**How to complete this task**
Show all lines from the records below in which the string "JSON" is present.

-- Data excerpts follows --

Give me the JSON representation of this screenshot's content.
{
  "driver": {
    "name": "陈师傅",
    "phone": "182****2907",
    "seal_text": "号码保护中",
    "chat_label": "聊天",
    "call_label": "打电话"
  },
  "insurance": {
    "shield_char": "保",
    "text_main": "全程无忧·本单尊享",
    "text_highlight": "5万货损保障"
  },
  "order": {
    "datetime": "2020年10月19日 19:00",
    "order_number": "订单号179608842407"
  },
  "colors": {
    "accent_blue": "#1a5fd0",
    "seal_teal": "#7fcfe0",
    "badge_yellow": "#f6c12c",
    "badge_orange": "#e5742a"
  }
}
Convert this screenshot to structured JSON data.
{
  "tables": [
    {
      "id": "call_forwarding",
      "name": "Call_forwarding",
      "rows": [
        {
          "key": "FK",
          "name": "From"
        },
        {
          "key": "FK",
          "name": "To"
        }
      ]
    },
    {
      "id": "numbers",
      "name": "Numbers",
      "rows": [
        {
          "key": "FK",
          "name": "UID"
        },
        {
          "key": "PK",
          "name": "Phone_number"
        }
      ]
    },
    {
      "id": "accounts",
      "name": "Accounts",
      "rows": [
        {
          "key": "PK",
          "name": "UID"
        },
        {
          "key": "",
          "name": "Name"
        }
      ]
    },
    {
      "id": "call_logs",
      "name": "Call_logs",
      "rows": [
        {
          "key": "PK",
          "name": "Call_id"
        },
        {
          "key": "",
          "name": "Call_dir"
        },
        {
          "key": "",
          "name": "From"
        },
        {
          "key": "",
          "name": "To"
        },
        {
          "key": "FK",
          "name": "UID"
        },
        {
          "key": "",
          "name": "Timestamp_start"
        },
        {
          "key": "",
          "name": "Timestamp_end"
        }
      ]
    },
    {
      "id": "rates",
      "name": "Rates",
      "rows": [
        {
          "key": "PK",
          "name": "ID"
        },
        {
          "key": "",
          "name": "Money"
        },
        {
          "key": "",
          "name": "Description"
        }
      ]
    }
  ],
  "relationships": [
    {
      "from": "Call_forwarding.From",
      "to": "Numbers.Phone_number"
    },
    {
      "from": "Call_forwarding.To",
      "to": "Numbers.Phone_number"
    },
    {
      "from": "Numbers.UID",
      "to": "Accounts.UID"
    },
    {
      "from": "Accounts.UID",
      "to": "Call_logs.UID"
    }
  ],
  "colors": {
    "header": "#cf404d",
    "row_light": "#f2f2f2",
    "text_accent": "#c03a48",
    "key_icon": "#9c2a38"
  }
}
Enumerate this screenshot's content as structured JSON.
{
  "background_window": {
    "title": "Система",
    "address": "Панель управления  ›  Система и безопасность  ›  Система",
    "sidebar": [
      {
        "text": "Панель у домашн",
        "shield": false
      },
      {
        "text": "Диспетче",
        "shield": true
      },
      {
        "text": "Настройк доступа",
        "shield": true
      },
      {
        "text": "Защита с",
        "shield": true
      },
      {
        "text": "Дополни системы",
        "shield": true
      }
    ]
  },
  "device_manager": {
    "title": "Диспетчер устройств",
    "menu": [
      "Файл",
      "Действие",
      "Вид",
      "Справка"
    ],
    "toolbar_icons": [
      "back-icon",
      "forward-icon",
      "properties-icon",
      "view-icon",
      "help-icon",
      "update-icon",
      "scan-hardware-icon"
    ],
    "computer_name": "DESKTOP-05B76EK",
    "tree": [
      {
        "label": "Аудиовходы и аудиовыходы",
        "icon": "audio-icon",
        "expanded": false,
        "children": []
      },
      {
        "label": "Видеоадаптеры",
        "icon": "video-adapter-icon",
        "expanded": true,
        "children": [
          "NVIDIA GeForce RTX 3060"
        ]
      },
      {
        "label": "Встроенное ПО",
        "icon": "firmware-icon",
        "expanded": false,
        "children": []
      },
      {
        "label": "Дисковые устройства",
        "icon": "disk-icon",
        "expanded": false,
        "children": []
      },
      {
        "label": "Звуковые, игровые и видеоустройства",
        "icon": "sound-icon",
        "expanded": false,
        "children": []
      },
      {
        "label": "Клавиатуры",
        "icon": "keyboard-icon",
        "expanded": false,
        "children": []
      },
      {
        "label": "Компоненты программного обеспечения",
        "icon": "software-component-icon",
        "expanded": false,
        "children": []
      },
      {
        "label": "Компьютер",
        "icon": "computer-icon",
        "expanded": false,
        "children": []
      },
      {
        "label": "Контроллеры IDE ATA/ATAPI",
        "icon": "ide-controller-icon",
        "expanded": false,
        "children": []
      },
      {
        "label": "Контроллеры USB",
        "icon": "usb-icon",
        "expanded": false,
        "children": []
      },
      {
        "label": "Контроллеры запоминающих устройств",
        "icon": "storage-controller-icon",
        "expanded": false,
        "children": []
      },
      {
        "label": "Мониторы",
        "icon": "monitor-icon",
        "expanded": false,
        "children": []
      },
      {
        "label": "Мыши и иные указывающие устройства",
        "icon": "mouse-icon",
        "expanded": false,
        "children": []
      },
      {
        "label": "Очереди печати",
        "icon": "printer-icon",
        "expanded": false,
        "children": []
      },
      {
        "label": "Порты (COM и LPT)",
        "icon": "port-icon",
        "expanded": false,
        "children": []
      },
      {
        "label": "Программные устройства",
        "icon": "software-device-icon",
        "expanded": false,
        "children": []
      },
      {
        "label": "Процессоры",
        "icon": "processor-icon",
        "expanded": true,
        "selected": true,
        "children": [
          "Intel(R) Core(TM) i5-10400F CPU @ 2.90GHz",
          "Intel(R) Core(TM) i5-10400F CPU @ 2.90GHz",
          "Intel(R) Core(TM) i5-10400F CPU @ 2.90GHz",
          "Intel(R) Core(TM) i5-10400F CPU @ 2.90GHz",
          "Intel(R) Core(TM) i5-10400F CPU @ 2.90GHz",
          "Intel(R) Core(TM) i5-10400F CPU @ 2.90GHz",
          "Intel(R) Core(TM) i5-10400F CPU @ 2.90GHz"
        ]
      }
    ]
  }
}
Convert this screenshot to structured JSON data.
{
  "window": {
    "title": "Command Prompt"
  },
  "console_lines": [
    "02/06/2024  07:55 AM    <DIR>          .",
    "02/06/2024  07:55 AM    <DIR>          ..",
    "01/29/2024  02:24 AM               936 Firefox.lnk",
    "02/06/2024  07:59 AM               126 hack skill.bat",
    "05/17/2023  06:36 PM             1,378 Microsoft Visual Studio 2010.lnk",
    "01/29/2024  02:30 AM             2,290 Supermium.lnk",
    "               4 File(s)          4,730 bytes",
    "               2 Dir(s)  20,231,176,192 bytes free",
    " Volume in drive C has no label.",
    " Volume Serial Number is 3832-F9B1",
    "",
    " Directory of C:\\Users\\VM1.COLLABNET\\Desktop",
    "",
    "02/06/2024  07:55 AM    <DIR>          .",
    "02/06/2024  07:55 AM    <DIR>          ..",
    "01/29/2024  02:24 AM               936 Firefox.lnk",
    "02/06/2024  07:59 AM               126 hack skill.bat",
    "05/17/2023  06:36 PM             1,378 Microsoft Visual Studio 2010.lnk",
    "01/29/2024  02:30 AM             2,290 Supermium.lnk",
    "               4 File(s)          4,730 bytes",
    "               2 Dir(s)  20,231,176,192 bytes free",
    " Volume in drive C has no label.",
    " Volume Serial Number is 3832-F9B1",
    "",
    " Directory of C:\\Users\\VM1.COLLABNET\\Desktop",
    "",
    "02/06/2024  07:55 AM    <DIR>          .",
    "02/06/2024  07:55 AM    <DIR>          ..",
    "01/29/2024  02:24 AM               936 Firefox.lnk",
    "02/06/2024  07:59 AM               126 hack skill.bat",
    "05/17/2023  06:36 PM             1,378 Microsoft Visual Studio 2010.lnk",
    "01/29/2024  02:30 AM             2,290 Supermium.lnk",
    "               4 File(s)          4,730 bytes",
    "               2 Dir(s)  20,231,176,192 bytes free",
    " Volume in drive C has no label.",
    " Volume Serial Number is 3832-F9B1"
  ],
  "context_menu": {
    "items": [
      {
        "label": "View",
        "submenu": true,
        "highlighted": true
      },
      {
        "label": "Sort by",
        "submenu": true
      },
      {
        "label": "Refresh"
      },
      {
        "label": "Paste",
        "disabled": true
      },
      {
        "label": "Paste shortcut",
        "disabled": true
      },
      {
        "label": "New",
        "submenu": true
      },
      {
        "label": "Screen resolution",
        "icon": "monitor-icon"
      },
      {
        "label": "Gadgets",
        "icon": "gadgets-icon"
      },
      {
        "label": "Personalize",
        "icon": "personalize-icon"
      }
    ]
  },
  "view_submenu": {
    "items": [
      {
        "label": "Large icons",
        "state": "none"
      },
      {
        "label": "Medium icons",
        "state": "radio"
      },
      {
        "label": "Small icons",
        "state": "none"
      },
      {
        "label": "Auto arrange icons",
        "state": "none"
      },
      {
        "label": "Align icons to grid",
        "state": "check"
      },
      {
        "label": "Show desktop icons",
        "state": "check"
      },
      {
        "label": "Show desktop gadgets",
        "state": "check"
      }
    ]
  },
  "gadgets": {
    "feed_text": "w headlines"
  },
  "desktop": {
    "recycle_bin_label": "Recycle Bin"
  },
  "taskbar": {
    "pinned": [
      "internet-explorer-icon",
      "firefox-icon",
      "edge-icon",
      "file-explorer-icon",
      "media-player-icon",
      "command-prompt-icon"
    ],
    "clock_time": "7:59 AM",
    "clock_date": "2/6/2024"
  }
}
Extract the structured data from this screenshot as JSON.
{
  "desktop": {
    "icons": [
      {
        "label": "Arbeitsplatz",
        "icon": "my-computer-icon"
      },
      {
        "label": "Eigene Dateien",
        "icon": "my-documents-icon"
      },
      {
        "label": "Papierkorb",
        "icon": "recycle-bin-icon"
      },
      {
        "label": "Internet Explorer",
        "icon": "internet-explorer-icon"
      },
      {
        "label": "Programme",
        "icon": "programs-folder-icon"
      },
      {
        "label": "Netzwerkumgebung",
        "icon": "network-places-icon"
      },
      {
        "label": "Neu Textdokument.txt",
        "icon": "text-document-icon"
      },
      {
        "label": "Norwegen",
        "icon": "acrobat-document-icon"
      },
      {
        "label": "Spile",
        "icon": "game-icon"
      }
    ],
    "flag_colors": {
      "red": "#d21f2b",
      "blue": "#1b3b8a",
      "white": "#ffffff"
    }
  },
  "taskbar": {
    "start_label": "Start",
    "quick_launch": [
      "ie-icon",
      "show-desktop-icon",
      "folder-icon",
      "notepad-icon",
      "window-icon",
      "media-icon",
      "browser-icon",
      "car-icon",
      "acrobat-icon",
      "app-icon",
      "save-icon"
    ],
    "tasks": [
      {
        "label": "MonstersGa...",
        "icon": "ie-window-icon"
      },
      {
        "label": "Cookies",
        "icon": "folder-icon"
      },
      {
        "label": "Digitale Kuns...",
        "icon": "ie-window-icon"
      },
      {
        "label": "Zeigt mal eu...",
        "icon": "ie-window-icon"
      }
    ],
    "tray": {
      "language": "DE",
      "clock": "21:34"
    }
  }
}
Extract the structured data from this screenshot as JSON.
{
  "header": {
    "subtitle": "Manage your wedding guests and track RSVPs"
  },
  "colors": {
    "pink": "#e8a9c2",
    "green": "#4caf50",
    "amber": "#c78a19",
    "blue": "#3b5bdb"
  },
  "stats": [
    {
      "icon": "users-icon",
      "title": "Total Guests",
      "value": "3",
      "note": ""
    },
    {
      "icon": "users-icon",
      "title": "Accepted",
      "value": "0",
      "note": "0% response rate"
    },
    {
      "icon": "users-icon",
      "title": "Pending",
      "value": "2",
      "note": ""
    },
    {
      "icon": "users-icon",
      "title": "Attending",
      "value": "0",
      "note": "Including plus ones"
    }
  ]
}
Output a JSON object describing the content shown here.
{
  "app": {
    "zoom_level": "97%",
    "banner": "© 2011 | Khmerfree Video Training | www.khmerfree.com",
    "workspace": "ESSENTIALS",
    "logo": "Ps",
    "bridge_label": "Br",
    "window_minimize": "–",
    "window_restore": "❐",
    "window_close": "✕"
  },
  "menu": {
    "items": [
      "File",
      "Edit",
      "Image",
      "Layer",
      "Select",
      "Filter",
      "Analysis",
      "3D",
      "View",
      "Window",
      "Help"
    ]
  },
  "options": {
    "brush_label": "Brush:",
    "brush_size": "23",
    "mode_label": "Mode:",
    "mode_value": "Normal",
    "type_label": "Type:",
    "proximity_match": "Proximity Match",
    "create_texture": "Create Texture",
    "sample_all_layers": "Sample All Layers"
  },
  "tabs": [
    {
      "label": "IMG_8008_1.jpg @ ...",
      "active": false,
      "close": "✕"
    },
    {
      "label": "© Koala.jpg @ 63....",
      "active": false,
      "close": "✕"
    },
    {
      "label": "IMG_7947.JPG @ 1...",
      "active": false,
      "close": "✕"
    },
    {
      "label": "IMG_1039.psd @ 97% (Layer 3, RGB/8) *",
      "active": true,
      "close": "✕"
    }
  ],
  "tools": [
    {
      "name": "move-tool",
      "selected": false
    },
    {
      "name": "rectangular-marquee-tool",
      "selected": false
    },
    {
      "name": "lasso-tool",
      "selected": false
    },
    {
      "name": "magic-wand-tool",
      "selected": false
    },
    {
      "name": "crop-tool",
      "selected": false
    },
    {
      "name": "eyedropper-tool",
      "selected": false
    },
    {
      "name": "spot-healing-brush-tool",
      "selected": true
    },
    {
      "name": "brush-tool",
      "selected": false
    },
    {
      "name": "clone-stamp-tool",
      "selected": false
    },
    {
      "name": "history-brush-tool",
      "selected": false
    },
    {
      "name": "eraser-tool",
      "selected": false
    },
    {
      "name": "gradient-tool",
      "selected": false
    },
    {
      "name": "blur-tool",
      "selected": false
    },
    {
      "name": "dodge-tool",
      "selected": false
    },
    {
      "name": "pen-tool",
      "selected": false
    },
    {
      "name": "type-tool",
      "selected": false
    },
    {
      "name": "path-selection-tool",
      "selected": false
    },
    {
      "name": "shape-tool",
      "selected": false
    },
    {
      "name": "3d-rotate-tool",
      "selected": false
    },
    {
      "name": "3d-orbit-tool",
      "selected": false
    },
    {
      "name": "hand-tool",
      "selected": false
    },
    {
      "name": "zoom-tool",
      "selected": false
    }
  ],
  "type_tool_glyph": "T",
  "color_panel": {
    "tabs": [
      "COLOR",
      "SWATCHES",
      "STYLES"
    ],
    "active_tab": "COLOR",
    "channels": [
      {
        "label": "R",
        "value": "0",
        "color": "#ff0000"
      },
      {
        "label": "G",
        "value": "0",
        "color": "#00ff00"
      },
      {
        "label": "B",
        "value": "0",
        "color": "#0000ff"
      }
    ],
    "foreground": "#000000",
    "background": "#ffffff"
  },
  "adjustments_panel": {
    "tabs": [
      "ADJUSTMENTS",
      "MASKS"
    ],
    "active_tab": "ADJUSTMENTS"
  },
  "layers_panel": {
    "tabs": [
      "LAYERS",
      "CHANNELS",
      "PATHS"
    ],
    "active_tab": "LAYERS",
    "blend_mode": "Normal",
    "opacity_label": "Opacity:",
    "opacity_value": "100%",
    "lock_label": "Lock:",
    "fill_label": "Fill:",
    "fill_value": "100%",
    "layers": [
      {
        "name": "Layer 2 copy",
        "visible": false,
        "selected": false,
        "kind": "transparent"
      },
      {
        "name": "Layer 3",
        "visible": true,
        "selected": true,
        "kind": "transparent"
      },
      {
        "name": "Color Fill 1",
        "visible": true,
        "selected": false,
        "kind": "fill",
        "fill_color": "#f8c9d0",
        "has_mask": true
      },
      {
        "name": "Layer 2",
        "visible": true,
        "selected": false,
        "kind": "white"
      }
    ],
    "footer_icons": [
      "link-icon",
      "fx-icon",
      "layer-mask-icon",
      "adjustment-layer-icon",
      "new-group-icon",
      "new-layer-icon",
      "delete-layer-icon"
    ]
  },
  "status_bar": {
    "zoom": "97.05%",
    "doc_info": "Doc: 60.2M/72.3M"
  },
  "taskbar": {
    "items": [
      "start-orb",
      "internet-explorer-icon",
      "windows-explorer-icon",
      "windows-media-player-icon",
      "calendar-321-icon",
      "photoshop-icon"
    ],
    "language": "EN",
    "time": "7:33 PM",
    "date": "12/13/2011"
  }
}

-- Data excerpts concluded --

**Response area**
Give me the JSON representation of this screenshot's content.
Convert this screenshot to structured JSON data.
Enumerate this screenshot's content as structured JSON.
Convert this screenshot to structured JSON data.
Extract the structured data from this screenshot as JSON.
Extract the structured data from this screenshot as JSON.
Output a JSON object describing the content shown here.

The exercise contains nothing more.